Lobster soup

Lobster soup

30 min
A delicious, creamy lobster soup that can be made with meat from any part of the lobster, in combination with prawns and salmon roe. This luxurious dish works well as a starter or a main – either way it won’t disappoint your guests. The recipe is similar to a classic seafood soup but the addition of lobster takes it to the next level. The use of lobster stock further heightens the flavour. Enjoy!


  • Melt the butter in a heavy pan at a high heat, but take care to make sure it doesn’t brown.
  • Add the onion and, as it softens, gradually add the water, lobster stock, chicken stock and paprika.
  • Let the soup cook on a low heat for around 10 minutes.
  • Strain the soup then add the cream, salt and pepper and bring to the boil.
  • Add the lobster meat and prawns to the soup and heat thoroughly, but not to boiling point. Add salt and pepper as required.
  • Serve the soup in warm soup bowls with a dollop of sour cream and salmon roe on top of each serving. Decorate with dill and enjoy with a slice of toasted rustic bread.

Lobster soup

Do bigger lobsters taste better?
There is no proven correlation between the size and taste of a lobster, despite claims to the contrary. The real determining factor is freshness and how the lobster has been cooked, and it is likely due to the latter point that some believe larger lobsters taste better – they are simply more difficult to overcook due to their size.
Does lobster taste like prawn or crab?
Lobster is less sweet than prawns but doesn’t have the same crunchy nature. While the texture is somewhat similar to crab, it has a much richer, yet delicate taste – perfect for those who prefer a milder but satisfying flavour.
Why is my lobster meat blue?
This recipe uses lobster meat or tail that is already cooked, so it should definitely not be blue – if you see any discoloration then the meat is bad. Uncooked fresh lobster on the other hand should have translucent meat and a blue-green shaded shell.
How do you know if lobster is overcooked?
Overcooked lobster will be rubbery and chewy, which is a sure-fire way to ruin the impact of this indulgent soup, so take care not to overdo the meat. As the lobster in this recipe is already pre-cooked, avoid high heats or too much time in the pan – the goal is to make the meat warm throughout and help it take on the flavours of the broth.

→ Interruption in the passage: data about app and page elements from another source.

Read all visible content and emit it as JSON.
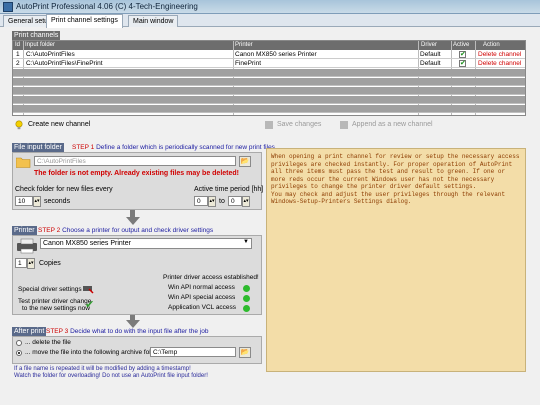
{
  "window": {
    "title": "AutoPrint Professional 4.06 (C) 4-Tech-Engineering"
  },
  "tabs": [
    "General setup",
    "Print channel settings",
    "Main window"
  ],
  "channels": {
    "group_label": "Print channels",
    "columns": [
      "Id",
      "Input folder",
      "Printer",
      "Driver",
      "Active",
      "Action"
    ],
    "rows": [
      {
        "id": "1",
        "folder": "C:\\AutoPrintFiles",
        "printer": "Canon MX850 series Printer",
        "driver": "Default",
        "active": true,
        "action": "Delete channel"
      },
      {
        "id": "2",
        "folder": "C:\\AutoPrintFiles\\FinePrint",
        "printer": "FinePrint",
        "driver": "Default",
        "active": true,
        "action": "Delete channel"
      }
    ],
    "create_label": "Create new channel",
    "save_label": "Save changes",
    "append_label": "Append as a new channel"
  },
  "step1": {
    "tag": "File input folder",
    "step": "STEP 1",
    "desc": "Define a folder which is periodically scanned for new print files",
    "folder": "C:\\AutoPrintFiles",
    "warning": "The folder is not empty. Already existing files may be deleted!",
    "check_label": "Check folder for new files every",
    "seconds_value": "10",
    "seconds_label": "seconds",
    "active_label": "Active time period [hh]",
    "from": "0",
    "to_label": "to",
    "to": "0"
  },
  "step2": {
    "tag": "Printer",
    "step": "STEP 2",
    "desc": "Choose a printer for output and check driver settings",
    "printer": "Canon MX850 series Printer",
    "copies_value": "1",
    "copies_label": "Copies",
    "access_established": "Printer driver access established!",
    "special_settings": "Special driver settings ...",
    "test_change_1": "Test printer driver change",
    "test_change_2": "to  the new settings now",
    "api_normal": "Win API normal access",
    "api_special": "Win API special access",
    "vcl_access": "Application VCL access",
    "status_color": "#2dbb2d"
  },
  "step3": {
    "tag": "After print",
    "step": "STEP 3",
    "desc": "Decide what to do with the input file after the job",
    "delete_label": "... delete the file",
    "move_label": "... move the file into the following archive folder",
    "archive_folder": "C:\\Temp",
    "note1": "If a file name is repeated it will be modified by adding a timestamp!",
    "note2": "Watch the folder for overloading! Do not use an AutoPrint file input folder!"
  },
  "info_text": "When opening a print channel for review or setup the necessary access privileges are checked instantly. For proper operation of AutoPrint all three items must pass the test and result to green. If one or more reds occur the current Windows user has not the necessary privileges to change the printer driver default settings.\nYou may check and adjust the user privileges through the relevant Windows-Setup-Printers Settings dialog."
}
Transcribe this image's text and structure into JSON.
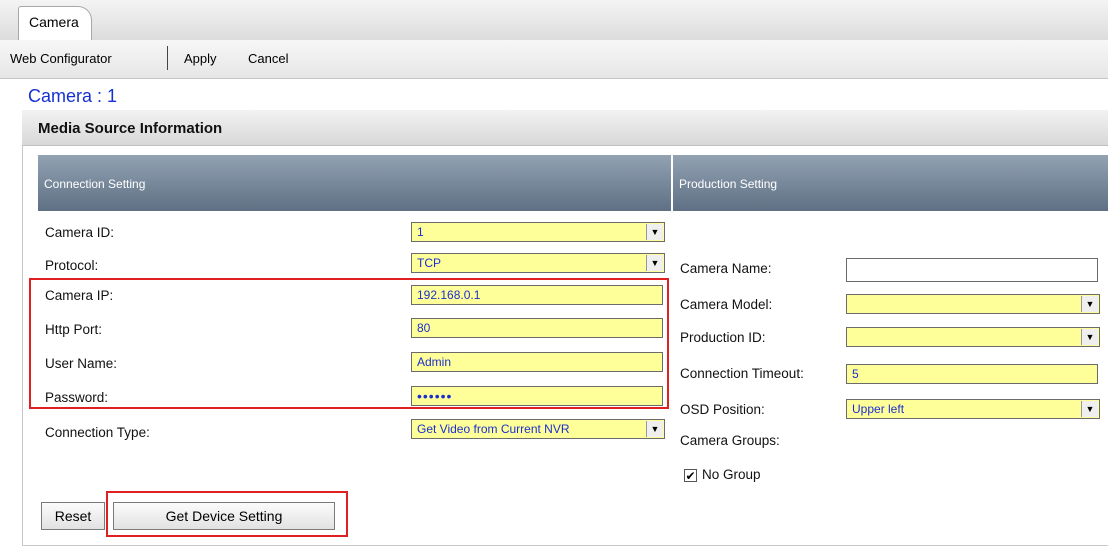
{
  "tab": {
    "label": "Camera"
  },
  "toolbar": {
    "web_configurator": "Web Configurator",
    "apply": "Apply",
    "cancel": "Cancel"
  },
  "page": {
    "title": "Camera : 1"
  },
  "panel": {
    "title": "Media Source Information"
  },
  "connection": {
    "header": "Connection Setting",
    "camera_id": {
      "label": "Camera ID:",
      "value": "1"
    },
    "protocol": {
      "label": "Protocol:",
      "value": "TCP"
    },
    "camera_ip": {
      "label": "Camera IP:",
      "value": "192.168.0.1"
    },
    "http_port": {
      "label": "Http Port:",
      "value": "80"
    },
    "user_name": {
      "label": "User Name:",
      "value": "Admin"
    },
    "password": {
      "label": "Password:",
      "value": "••••••"
    },
    "connection_type": {
      "label": "Connection Type:",
      "value": "Get Video from Current NVR"
    }
  },
  "production": {
    "header": "Production Setting",
    "camera_name": {
      "label": "Camera Name:",
      "value": ""
    },
    "camera_model": {
      "label": "Camera Model:",
      "value": ""
    },
    "production_id": {
      "label": "Production ID:",
      "value": ""
    },
    "connection_timeout": {
      "label": "Connection Timeout:",
      "value": "5"
    },
    "osd_position": {
      "label": "OSD Position:",
      "value": "Upper left"
    },
    "camera_groups": {
      "label": "Camera Groups:"
    },
    "no_group": {
      "label": "No Group",
      "checked": true
    }
  },
  "buttons": {
    "reset": "Reset",
    "get_device_setting": "Get Device Setting"
  },
  "icons": {
    "dropdown": "chevron-down-icon",
    "check": "checkmark-icon"
  },
  "colors": {
    "field_bg": "#ffff99",
    "title_blue": "#1730d0",
    "highlight_red": "#e02020",
    "header_blue": "#6b7c90"
  }
}
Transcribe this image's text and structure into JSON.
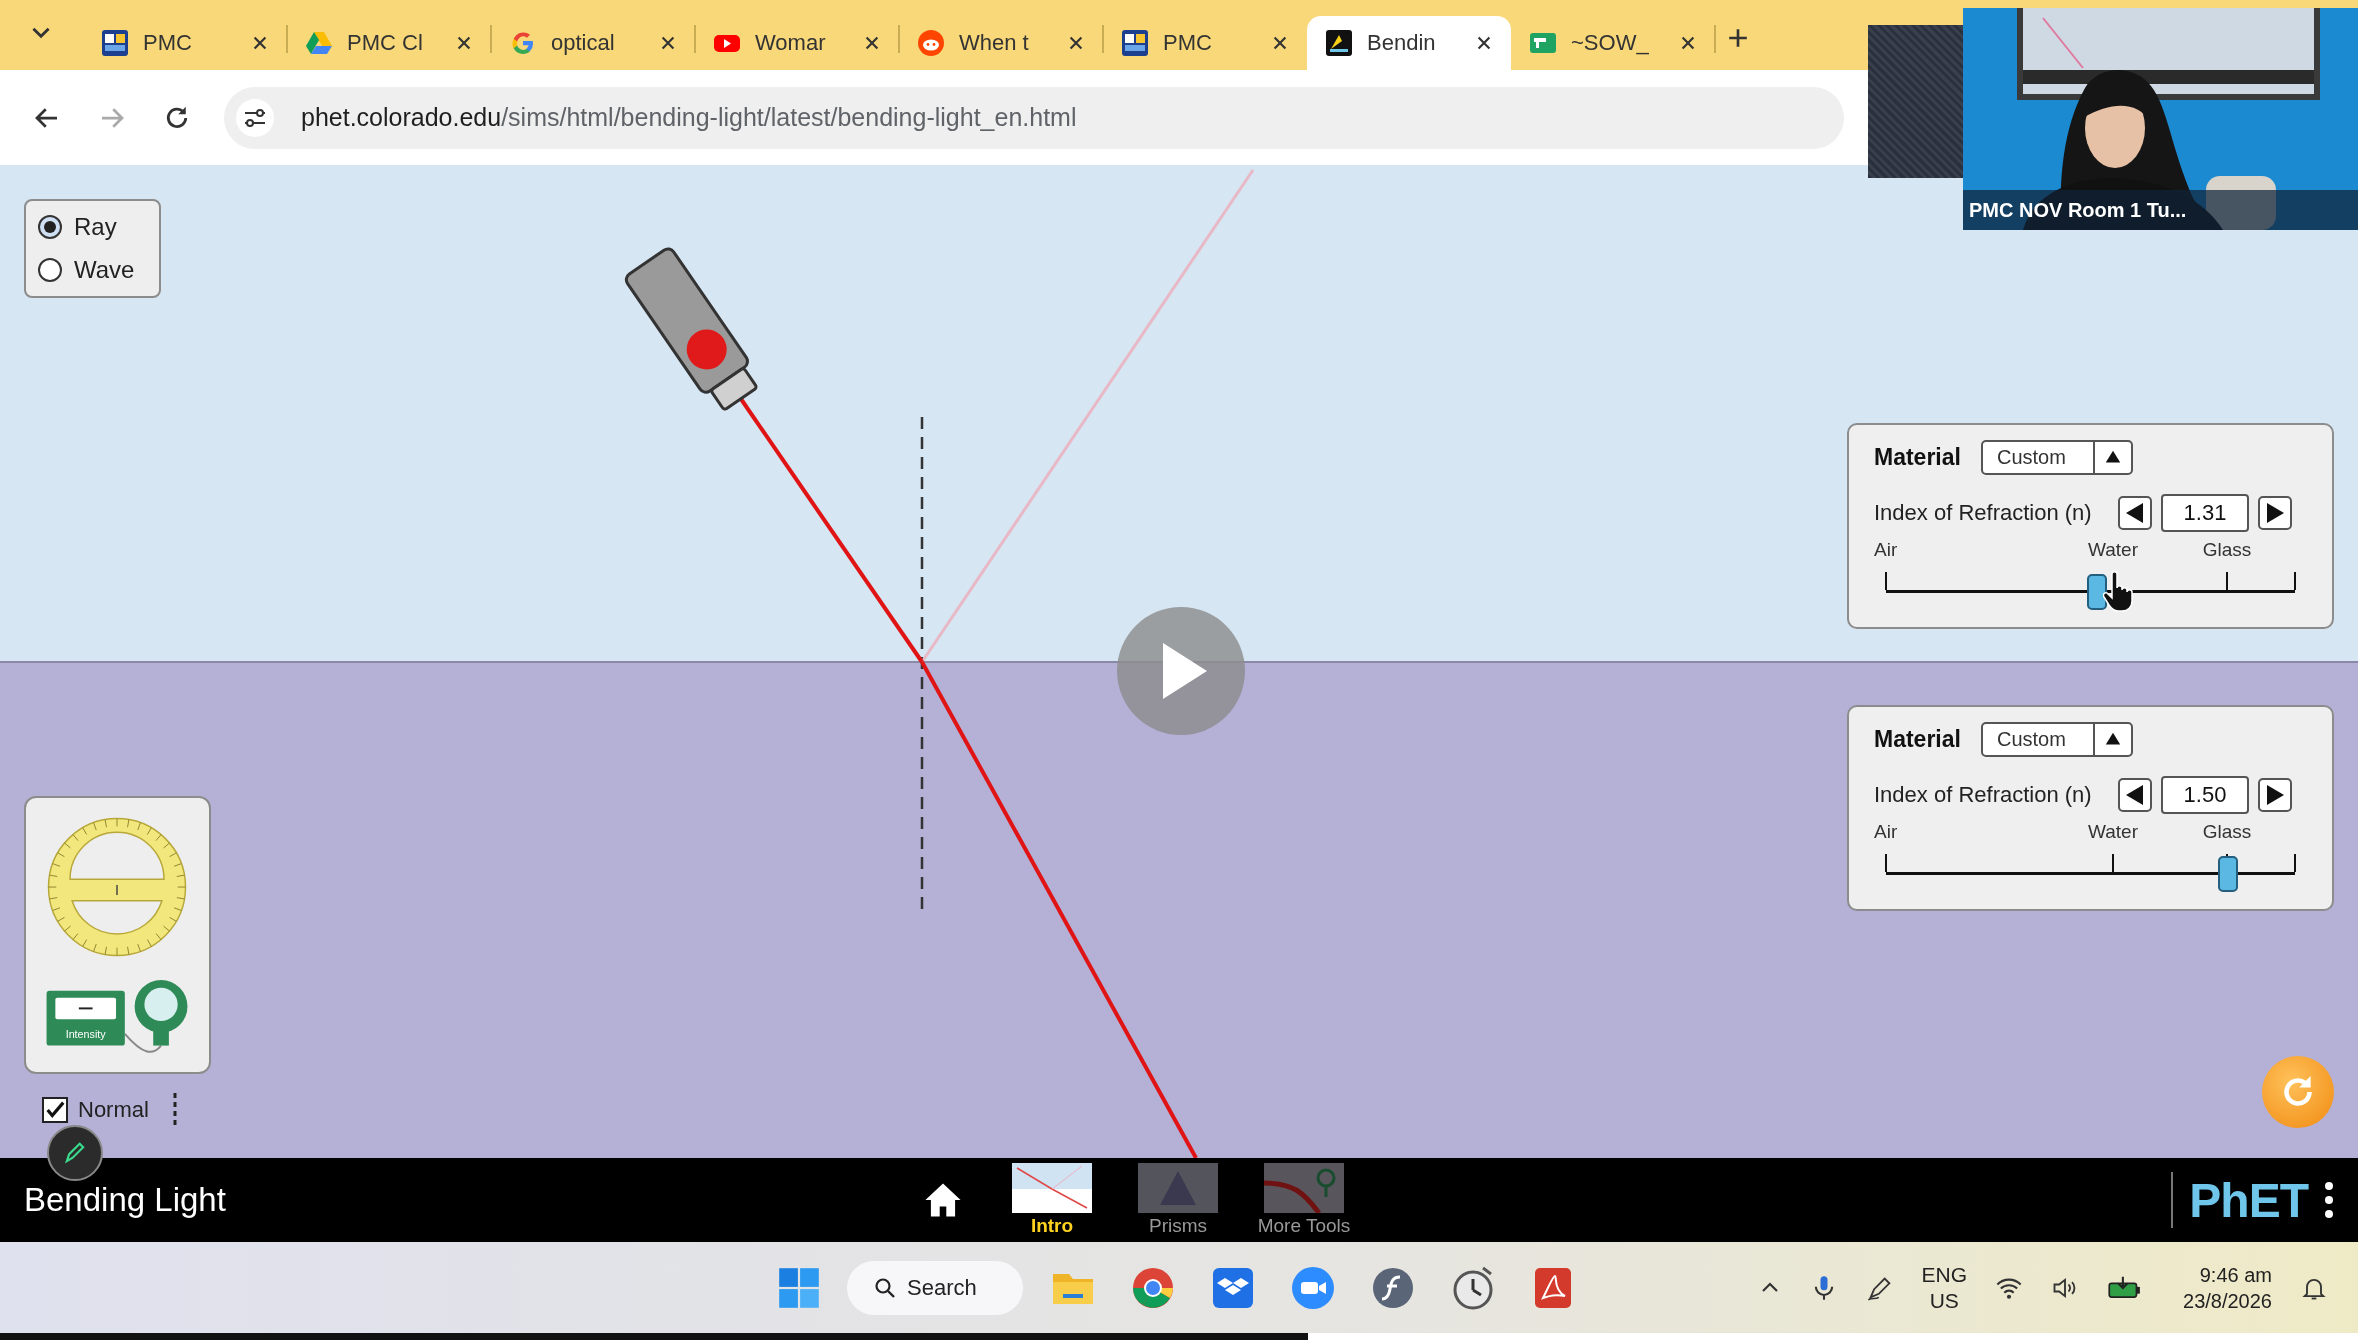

20 g
Yellow onion, chopped
500 ml
Concentrated lobster stock
2 tbsp
Chicken stock
200 ml
Mild paprika
1 tsp
Double cream
200 ml
Sea salt
1 tsp
Freshly ground pepper
1 pinch
Lobster meat or lobster tails, cooked
175 g
Cooked prawns, peeled
100 g
Sour cream, 38%
150 ml
Salmon roe
50 g
For serving
Rustic bread, toasted
150 g

A rich flavour

Lobster bisque has been enjoyed in all its creamy glory since the 1600s when it first appeared in France. Likely a dish originally created by fishermen to use whatever catch they had each day, the type of shellfish it contained has varied over the years, but by the 1950s lobster was firmly established as the most glorious of options.

Dress to impress

This lobster soup is a kinder option for your guests as it doesn’t involve removing meat from any awkward parts of the tricky crustacean, such as the claws, which require a specific technique to make the most. For that reason, when eating a whole lobster, it is wise to wear a special bib as the need to crack the shell and dig deep to unlock the tastiest flesh is a guaranteed way to make a mess!

A lasting taste: how to store lobster soup

The best way to store your lobster soup is to allow it to cool then keep in an airtight container in the fridge. Doing so should extend the soup’s life by two or three days. Keeping in mind that this recipe only takes 30 minutes to make however and uses lobster meat that has already been cooked, we highly recommend you prepare it from scratch when possible to take advantage of the freshest flavour.